Records for the task:
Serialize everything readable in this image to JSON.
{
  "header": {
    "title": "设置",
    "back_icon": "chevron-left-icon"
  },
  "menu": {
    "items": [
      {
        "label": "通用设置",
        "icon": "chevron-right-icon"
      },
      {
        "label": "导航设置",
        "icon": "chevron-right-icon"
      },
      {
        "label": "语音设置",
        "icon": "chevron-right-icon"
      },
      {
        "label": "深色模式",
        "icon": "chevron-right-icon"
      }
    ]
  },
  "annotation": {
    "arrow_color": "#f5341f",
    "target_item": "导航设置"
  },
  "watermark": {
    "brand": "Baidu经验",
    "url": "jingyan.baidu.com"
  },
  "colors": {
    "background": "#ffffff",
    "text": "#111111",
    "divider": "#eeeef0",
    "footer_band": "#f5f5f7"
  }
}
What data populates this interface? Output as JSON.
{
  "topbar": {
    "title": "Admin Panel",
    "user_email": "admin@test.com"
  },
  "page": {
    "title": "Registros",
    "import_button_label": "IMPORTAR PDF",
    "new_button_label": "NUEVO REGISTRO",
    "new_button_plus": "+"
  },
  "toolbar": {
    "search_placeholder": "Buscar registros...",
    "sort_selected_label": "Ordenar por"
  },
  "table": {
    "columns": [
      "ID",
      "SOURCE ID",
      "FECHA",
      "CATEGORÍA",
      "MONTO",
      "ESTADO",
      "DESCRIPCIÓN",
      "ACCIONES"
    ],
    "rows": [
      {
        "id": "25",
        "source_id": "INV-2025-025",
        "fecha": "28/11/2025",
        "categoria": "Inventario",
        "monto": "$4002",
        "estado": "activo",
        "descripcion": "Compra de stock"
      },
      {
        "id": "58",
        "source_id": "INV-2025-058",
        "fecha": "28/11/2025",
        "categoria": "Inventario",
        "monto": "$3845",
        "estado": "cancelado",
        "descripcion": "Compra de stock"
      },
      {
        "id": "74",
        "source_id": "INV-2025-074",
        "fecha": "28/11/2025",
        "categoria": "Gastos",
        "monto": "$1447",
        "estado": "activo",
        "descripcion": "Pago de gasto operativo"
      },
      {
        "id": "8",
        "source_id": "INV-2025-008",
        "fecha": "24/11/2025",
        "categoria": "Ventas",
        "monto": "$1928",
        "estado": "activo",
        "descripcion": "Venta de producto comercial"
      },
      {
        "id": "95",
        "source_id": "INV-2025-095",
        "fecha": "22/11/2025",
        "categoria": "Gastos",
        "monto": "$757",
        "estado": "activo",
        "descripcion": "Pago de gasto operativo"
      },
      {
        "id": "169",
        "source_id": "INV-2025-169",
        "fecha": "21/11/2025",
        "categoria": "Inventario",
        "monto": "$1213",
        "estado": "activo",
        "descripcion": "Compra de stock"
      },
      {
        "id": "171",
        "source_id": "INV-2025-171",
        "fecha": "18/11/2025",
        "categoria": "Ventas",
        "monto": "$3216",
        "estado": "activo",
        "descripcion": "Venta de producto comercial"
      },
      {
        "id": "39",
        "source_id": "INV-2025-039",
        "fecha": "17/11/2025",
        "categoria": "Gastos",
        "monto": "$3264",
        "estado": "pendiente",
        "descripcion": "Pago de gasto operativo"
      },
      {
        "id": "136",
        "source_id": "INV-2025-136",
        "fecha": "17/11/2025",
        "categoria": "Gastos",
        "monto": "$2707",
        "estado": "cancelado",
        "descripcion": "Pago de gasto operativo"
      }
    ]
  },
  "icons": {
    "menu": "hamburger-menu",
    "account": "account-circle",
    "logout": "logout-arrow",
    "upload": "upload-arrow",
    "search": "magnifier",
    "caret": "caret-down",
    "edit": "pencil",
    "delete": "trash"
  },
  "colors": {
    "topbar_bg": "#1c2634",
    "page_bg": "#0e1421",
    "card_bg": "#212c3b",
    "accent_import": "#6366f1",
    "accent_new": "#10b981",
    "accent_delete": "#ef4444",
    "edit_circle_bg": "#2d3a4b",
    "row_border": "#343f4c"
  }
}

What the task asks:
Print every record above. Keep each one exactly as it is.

Result of the task:
Serialize everything readable in this image to JSON.
{
  "header": {
    "title": "设置",
    "back_icon": "chevron-left-icon"
  },
  "menu": {
    "items": [
      {
        "label": "通用设置",
        "icon": "chevron-right-icon"
      },
      {
        "label": "导航设置",
        "icon": "chevron-right-icon"
      },
      {
        "label": "语音设置",
        "icon": "chevron-right-icon"
      },
      {
        "label": "深色模式",
        "icon": "chevron-right-icon"
      }
    ]
  },
  "annotation": {
    "arrow_color": "#f5341f",
    "target_item": "导航设置"
  },
  "watermark": {
    "brand": "Baidu经验",
    "url": "jingyan.baidu.com"
  },
  "colors": {
    "background": "#ffffff",
    "text": "#111111",
    "divider": "#eeeef0",
    "footer_band": "#f5f5f7"
  }
}
What data populates this interface? Output as JSON.
{
  "topbar": {
    "title": "Admin Panel",
    "user_email": "admin@test.com"
  },
  "page": {
    "title": "Registros",
    "import_button_label": "IMPORTAR PDF",
    "new_button_label": "NUEVO REGISTRO",
    "new_button_plus": "+"
  },
  "toolbar": {
    "search_placeholder": "Buscar registros...",
    "sort_selected_label": "Ordenar por"
  },
  "table": {
    "columns": [
      "ID",
      "SOURCE ID",
      "FECHA",
      "CATEGORÍA",
      "MONTO",
      "ESTADO",
      "DESCRIPCIÓN",
      "ACCIONES"
    ],
    "rows": [
      {
        "id": "25",
        "source_id": "INV-2025-025",
        "fecha": "28/11/2025",
        "categoria": "Inventario",
        "monto": "$4002",
        "estado": "activo",
        "descripcion": "Compra de stock"
      },
      {
        "id": "58",
        "source_id": "INV-2025-058",
        "fecha": "28/11/2025",
        "categoria": "Inventario",
        "monto": "$3845",
        "estado": "cancelado",
        "descripcion": "Compra de stock"
      },
      {
        "id": "74",
        "source_id": "INV-2025-074",
        "fecha": "28/11/2025",
        "categoria": "Gastos",
        "monto": "$1447",
        "estado": "activo",
        "descripcion": "Pago de gasto operativo"
      },
      {
        "id": "8",
        "source_id": "INV-2025-008",
        "fecha": "24/11/2025",
        "categoria": "Ventas",
        "monto": "$1928",
        "estado": "activo",
        "descripcion": "Venta de producto comercial"
      },
      {
        "id": "95",
        "source_id": "INV-2025-095",
        "fecha": "22/11/2025",
        "categoria": "Gastos",
        "monto": "$757",
        "estado": "activo",
        "descripcion": "Pago de gasto operativo"
      },
      {
        "id": "169",
        "source_id": "INV-2025-169",
        "fecha": "21/11/2025",
        "categoria": "Inventario",
        "monto": "$1213",
        "estado": "activo",
        "descripcion": "Compra de stock"
      },
      {
        "id": "171",
        "source_id": "INV-2025-171",
        "fecha": "18/11/2025",
        "categoria": "Ventas",
        "monto": "$3216",
        "estado": "activo",
        "descripcion": "Venta de producto comercial"
      },
      {
        "id": "39",
        "source_id": "INV-2025-039",
        "fecha": "17/11/2025",
        "categoria": "Gastos",
        "monto": "$3264",
        "estado": "pendiente",
        "descripcion": "Pago de gasto operativo"
      },
      {
        "id": "136",
        "source_id": "INV-2025-136",
        "fecha": "17/11/2025",
        "categoria": "Gastos",
        "monto": "$2707",
        "estado": "cancelado",
        "descripcion": "Pago de gasto operativo"
      }
    ]
  },
  "icons": {
    "menu": "hamburger-menu",
    "account": "account-circle",
    "logout": "logout-arrow",
    "upload": "upload-arrow",
    "search": "magnifier",
    "caret": "caret-down",
    "edit": "pencil",
    "delete": "trash"
  },
  "colors": {
    "topbar_bg": "#1c2634",
    "page_bg": "#0e1421",
    "card_bg": "#212c3b",
    "accent_import": "#6366f1",
    "accent_new": "#10b981",
    "accent_delete": "#ef4444",
    "edit_circle_bg": "#2d3a4b",
    "row_border": "#343f4c"
  }
}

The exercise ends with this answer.